In a media interview during his visit to the PNP-Health Service anniversary on Wednesday, he assured that there will be improvements and modernization for the national police.


TOKEN OF APPRECIATION. Special Assistant to the President Christopher Lawrence Go receives a token of appreciation from Philippine National Police (PNP) chief Director General Oscar Albayalde as the former served as guest of honor and speaker during the PNP Health Service’s 25th anniversary held at the PNP Multi-Purpose Hall in Camp Crame, Quezon City on Wednesday (Aug. 1, 2018). Go said PNP health service is a “fine way” to give lawmen and their families medical treatment without having to shell out money from their pocket. (PNA photo by Joey Razon)

Sinabi ni Pangulong Duterte na kung ano ang naibigay sa AFP, iyong pag-improve ng Veterans Hospital, iyon din ang ibibigay sa PNP Health Services (President Duterte said whatever is being given to the AFP, like the improvement of the Veterans Hospital, will be done to the PNP Health Services),” Go said.

The presidential assistant said the priority of the Duterte administration has always been the police and the military, because the Chief Executive puts huge importance in maintaining the country’s peace and order.

This has been apparent, Go said, when Duterte fulfilled his promise to increase the base pay of the police – a promise he made in 2016 — even without the unforeseen wars and conflicts that happened under the his administration.

Go assured the PNP that there will be improved facilities and a modernized PNP General Hospital.

SAP Go also mentioned that he will check the current status of the development of the medical facilities in Camp Panopio.

Duterte’s closest aide said he already discussed with PNP Chief Oscar Albayalde other things that need to be addressed to improve health services for the police.

Tutungo po kami sa hospital. Initially, napagusapan na po namin ni General Albayalde including his wife yung mga pagkukulang po; at sabi po ng ating pangulo kung ano yung nabibigay ko sa mga armed forces, sa mga militar, ibibigay ko rin po sa kapulisan yung mga pagkukulang ko (We will be visiting the hospital [PNP General Hospital]. Initially, I’ve talked to General Albayalde and his wife about the disparities and shortcomings, and the President said that whatever is being given to the armed forces, to the military, must also be given to the police),” Go said.
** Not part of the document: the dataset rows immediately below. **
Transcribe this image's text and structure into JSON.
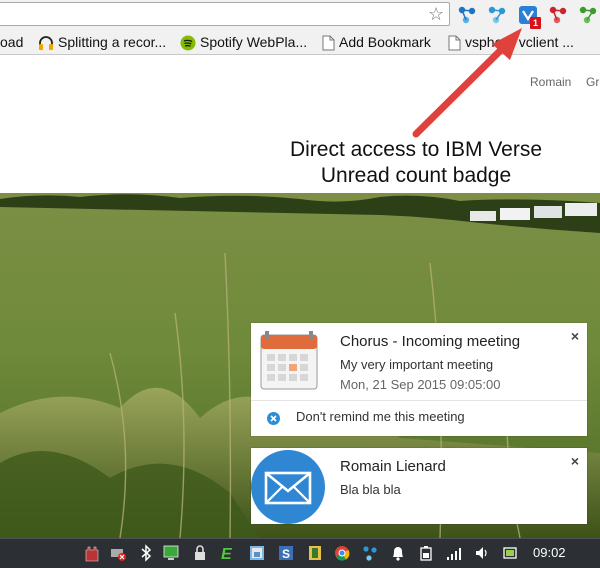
{
  "browser": {
    "bookmarks": [
      {
        "label": "oad",
        "icon": "bookmark-cut-icon"
      },
      {
        "label": "Splitting a recor...",
        "icon": "headphones-icon"
      },
      {
        "label": "Spotify WebPla...",
        "icon": "spotify-icon"
      },
      {
        "label": "Add Bookmark",
        "icon": "page-icon"
      },
      {
        "label": "vsphere vclient ...",
        "icon": "page-icon"
      }
    ],
    "extension_badge": "1"
  },
  "page": {
    "user_links": [
      "Romain",
      "Gr"
    ]
  },
  "callout": {
    "line1": "Direct access to IBM Verse",
    "line2": "Unread count badge"
  },
  "notifications": {
    "meeting": {
      "title": "Chorus - Incoming meeting",
      "subject": "My very important meeting",
      "time": "Mon, 21 Sep 2015 09:05:00",
      "action": "Don't remind me this meeting"
    },
    "mail": {
      "sender": "Romain Lienard",
      "body": "Bla bla bla"
    },
    "close_glyph": "×"
  },
  "taskbar": {
    "clock": "09:02"
  },
  "colors": {
    "arrow": "#e0413a",
    "taskbar": "#2c2f33",
    "mail_icon_bg": "#2f86d2",
    "badge": "#d7121b",
    "sky_green": "#6b8f3a"
  }
}
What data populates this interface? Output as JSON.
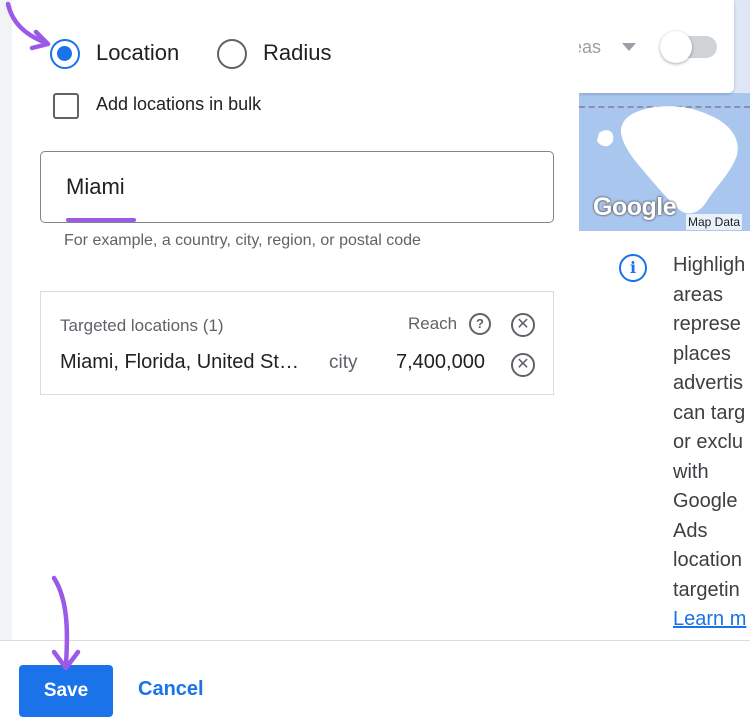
{
  "location_options": {
    "location_label": "Location",
    "radius_label": "Radius",
    "selected": "Location"
  },
  "bulk": {
    "label": "Add locations in bulk",
    "checked": false
  },
  "search": {
    "value": "Miami",
    "helper": "For example, a country, city, region, or postal code"
  },
  "targeted": {
    "title": "Targeted locations (1)",
    "reach_label": "Reach",
    "help_icon": "help-circle-icon",
    "remove_icon": "close-circle-icon",
    "rows": [
      {
        "name": "Miami, Florida, United St…",
        "type": "city",
        "reach": "7,400,000"
      }
    ]
  },
  "map_panel": {
    "areas_text": "eas",
    "caret_icon": "caret-down-icon",
    "toggle_on": false,
    "google_logo": "Google",
    "map_data": "Map Data",
    "info_icon": "info-icon",
    "info_lines": [
      "Highligh",
      "areas",
      "represe",
      "places",
      "advertis",
      "can targ",
      "or exclu",
      "with",
      "Google",
      "Ads",
      "location",
      "targetin"
    ],
    "learn_more": "Learn m"
  },
  "footer": {
    "save_label": "Save",
    "cancel_label": "Cancel"
  },
  "colors": {
    "accent": "#1a73e8",
    "annotation": "#9b59e8",
    "map_water": "#a9c6ef",
    "land": "#ffffff"
  }
}
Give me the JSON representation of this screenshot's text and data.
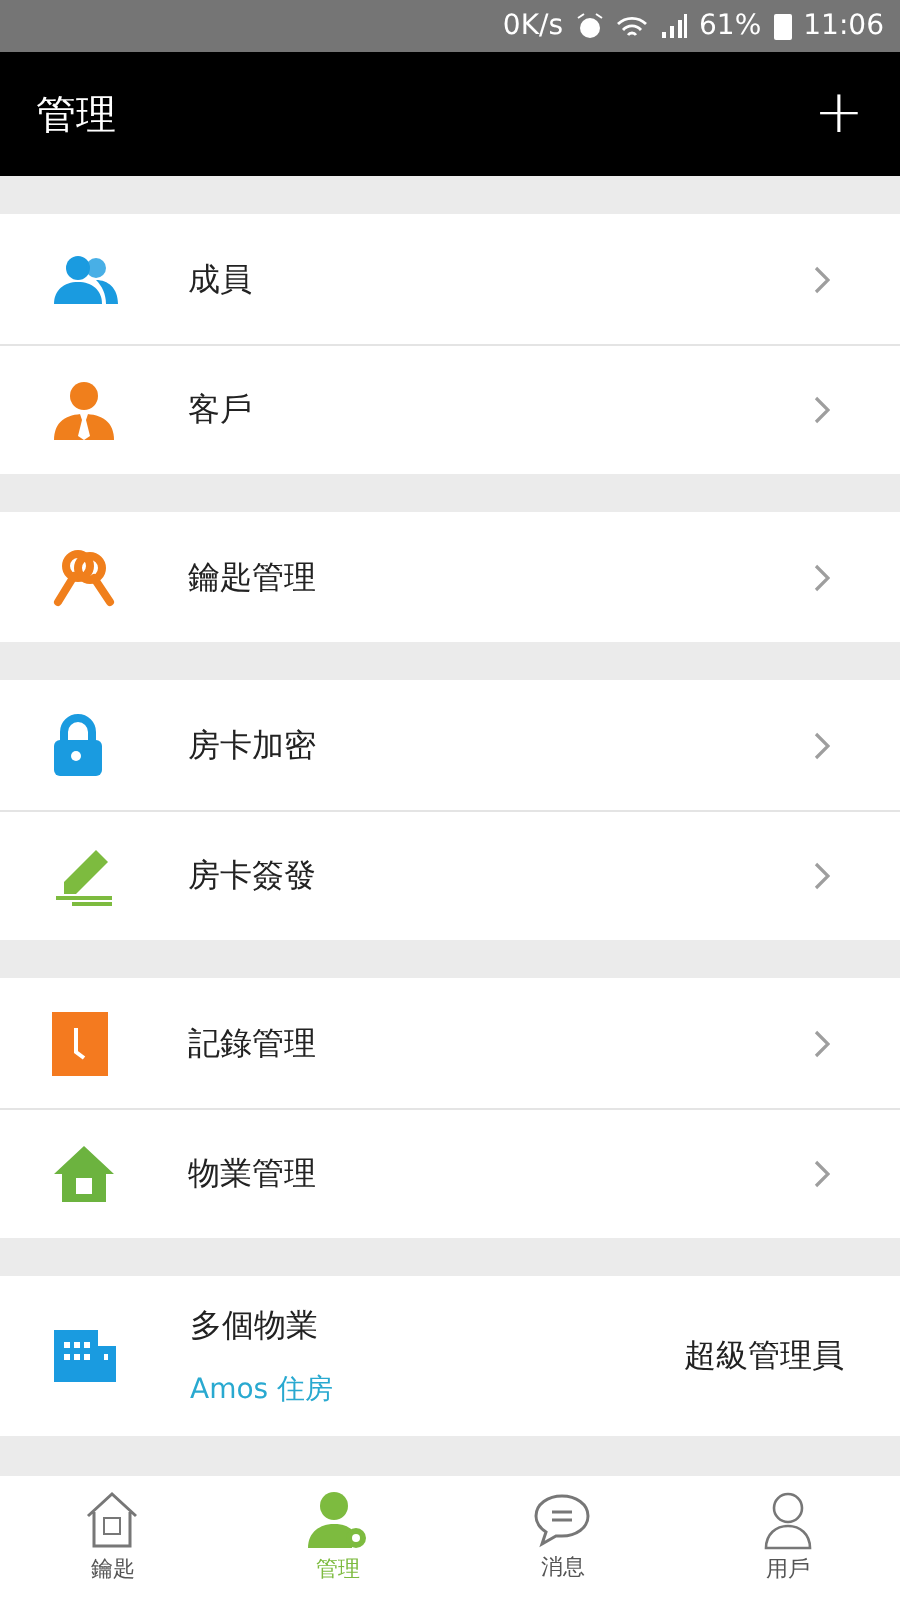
{
  "status_bar": {
    "speed": "0K/s",
    "battery": "61%",
    "time": "11:06"
  },
  "header": {
    "title": "管理",
    "action": "+"
  },
  "groups": [
    {
      "items": [
        {
          "label": "成員"
        },
        {
          "label": "客戶"
        }
      ]
    },
    {
      "items": [
        {
          "label": "鑰匙管理"
        }
      ]
    },
    {
      "items": [
        {
          "label": "房卡加密"
        },
        {
          "label": "房卡簽發"
        }
      ]
    },
    {
      "items": [
        {
          "label": "記錄管理"
        },
        {
          "label": "物業管理"
        }
      ]
    }
  ],
  "property": {
    "title": "多個物業",
    "subtitle": "Amos 住房",
    "role": "超級管理員"
  },
  "tabs": [
    {
      "label": "鑰匙",
      "selected": false
    },
    {
      "label": "管理",
      "selected": true
    },
    {
      "label": "消息",
      "selected": false
    },
    {
      "label": "用戶",
      "selected": false
    }
  ]
}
The President, Go said, values the utmost importance of the police and the military because they are the front-liners in ensuring peace and order in the country. (PR)